Select all lines holding the word "DailyWorkList" from the entries that follow.

(DATASET EXTRACT Opens)

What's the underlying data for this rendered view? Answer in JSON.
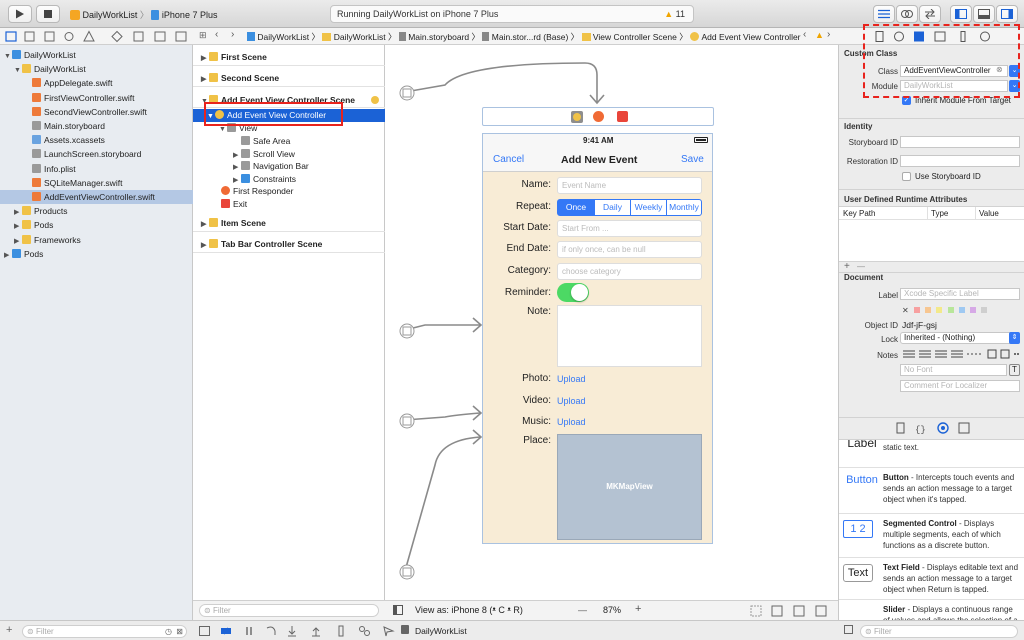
{
  "toolbar": {
    "scheme": "DailyWorkList",
    "device": "iPhone 7 Plus",
    "status_text": "Running DailyWorkList on iPhone 7 Plus",
    "warning_count": "11"
  },
  "navigator": {
    "items": [
      {
        "label": "DailyWorkList",
        "level": 0,
        "icon": "project-icon"
      },
      {
        "label": "DailyWorkList",
        "level": 1,
        "icon": "folder-icon"
      },
      {
        "label": "AppDelegate.swift",
        "level": 2,
        "icon": "swift-file-icon"
      },
      {
        "label": "FirstViewController.swift",
        "level": 2,
        "icon": "swift-file-icon"
      },
      {
        "label": "SecondViewController.swift",
        "level": 2,
        "icon": "swift-file-icon"
      },
      {
        "label": "Main.storyboard",
        "level": 2,
        "icon": "storyboard-icon"
      },
      {
        "label": "Assets.xcassets",
        "level": 2,
        "icon": "assets-icon"
      },
      {
        "label": "LaunchScreen.storyboard",
        "level": 2,
        "icon": "storyboard-icon"
      },
      {
        "label": "Info.plist",
        "level": 2,
        "icon": "plist-icon"
      },
      {
        "label": "SQLiteManager.swift",
        "level": 2,
        "icon": "swift-file-icon"
      },
      {
        "label": "AddEventViewController.swift",
        "level": 2,
        "icon": "swift-file-icon"
      },
      {
        "label": "Products",
        "level": 1,
        "icon": "folder-icon"
      },
      {
        "label": "Pods",
        "level": 1,
        "icon": "folder-icon"
      },
      {
        "label": "Frameworks",
        "level": 1,
        "icon": "folder-icon"
      },
      {
        "label": "Pods",
        "level": 0,
        "icon": "project-icon"
      }
    ],
    "filter_placeholder": "Filter"
  },
  "jumpbar": {
    "crumbs": [
      "DailyWorkList",
      "DailyWorkList",
      "Main.storyboard",
      "Main.stor...rd (Base)",
      "View Controller Scene",
      "Add Event View Controller"
    ]
  },
  "outline": {
    "items": [
      {
        "label": "First Scene"
      },
      {
        "label": "Second Scene"
      },
      {
        "label": "Add Event View Controller Scene"
      },
      {
        "label": "Add Event View Controller"
      },
      {
        "label": "View"
      },
      {
        "label": "Safe Area"
      },
      {
        "label": "Scroll View"
      },
      {
        "label": "Navigation Bar"
      },
      {
        "label": "Constraints"
      },
      {
        "label": "First Responder"
      },
      {
        "label": "Exit"
      },
      {
        "label": "Item Scene"
      },
      {
        "label": "Tab Bar Controller Scene"
      }
    ],
    "filter_placeholder": "Filter"
  },
  "iphone": {
    "time": "9:41 AM",
    "cancel": "Cancel",
    "title": "Add New Event",
    "save": "Save",
    "name_label": "Name:",
    "name_placeholder": "Event Name",
    "repeat_label": "Repeat:",
    "repeat_options": [
      "Once",
      "Daily",
      "Weekly",
      "Monthly"
    ],
    "start_label": "Start Date:",
    "start_placeholder": "Start From ...",
    "end_label": "End Date:",
    "end_placeholder": "if only once, can be null",
    "category_label": "Category:",
    "category_placeholder": "choose category",
    "reminder_label": "Reminder:",
    "note_label": "Note:",
    "photo_label": "Photo:",
    "video_label": "Video:",
    "music_label": "Music:",
    "upload": "Upload",
    "place_label": "Place:",
    "map_label": "MKMapView"
  },
  "canvas_bottom": {
    "view_as": "View as: iPhone 8 (ᵜ C ᵜ R)",
    "zoom": "87%",
    "minus": "—",
    "plus": "+"
  },
  "debug_bar": {
    "target": "DailyWorkList"
  },
  "inspector": {
    "custom_class_header": "Custom Class",
    "class_label": "Class",
    "class_value": "AddEventViewController",
    "module_label": "Module",
    "module_placeholder": "DailyWorkList",
    "inherit_label": "Inherit Module From Target",
    "identity_header": "Identity",
    "storyboard_id_label": "Storyboard ID",
    "restoration_id_label": "Restoration ID",
    "use_storyboard_id": "Use Storyboard ID",
    "runtime_header": "User Defined Runtime Attributes",
    "col_keypath": "Key Path",
    "col_type": "Type",
    "col_value": "Value",
    "add": "+",
    "remove": "—",
    "document_header": "Document",
    "label_label": "Label",
    "label_placeholder": "Xcode Specific Label",
    "object_id_label": "Object ID",
    "object_id_value": "Jdf-jF-gsj",
    "lock_label": "Lock",
    "lock_value": "Inherited - (Nothing)",
    "notes_label": "Notes",
    "no_font": "No Font",
    "comment_placeholder": "Comment For Localizer",
    "filter_placeholder": "Filter"
  },
  "library": {
    "items": [
      {
        "preview": "Label",
        "title": "",
        "desc": "static text."
      },
      {
        "preview": "Button",
        "title": "Button",
        "desc": " - Intercepts touch events and sends an action message to a target object when it's tapped."
      },
      {
        "preview": "1 2",
        "title": "Segmented Control",
        "desc": " - Displays multiple segments, each of which functions as a discrete button."
      },
      {
        "preview": "Text",
        "title": "Text Field",
        "desc": " - Displays editable text and sends an action message to a target object when Return is tapped."
      },
      {
        "preview": "",
        "title": "Slider",
        "desc": " - Displays a continuous range of values and allows the selection of a single value."
      }
    ]
  },
  "colors": {
    "accent": "#3478f6",
    "selection": "#1b62d6",
    "scene_bg": "#f8ecd6",
    "map_bg": "#b4c2d2",
    "switch_on": "#4cd964",
    "highlight_red": "#e8231d"
  }
}
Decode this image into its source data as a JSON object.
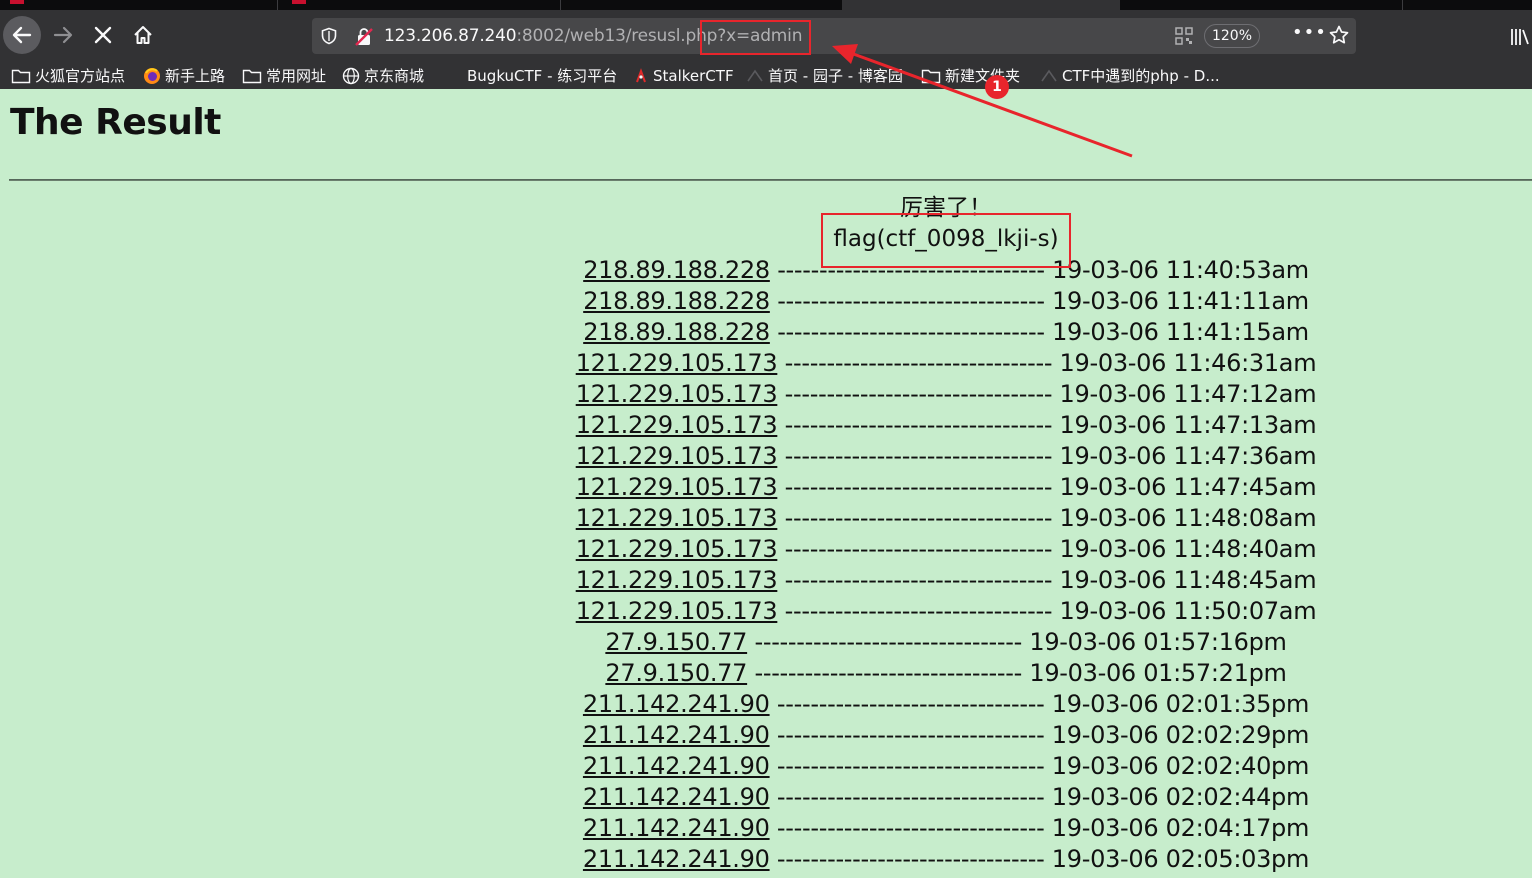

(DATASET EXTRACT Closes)

▶ SOLUTION TO THE PROBLEM
    "scheme": "DailyWorkList",
    "status_text": "Running DailyWorkList on iPhone 7 Plus",
        "label": "DailyWorkList",
        "label": "DailyWorkList",
      "DailyWorkList",
      "DailyWorkList",
    "target": "DailyWorkList"
    "module_placeholder": "DailyWorkList",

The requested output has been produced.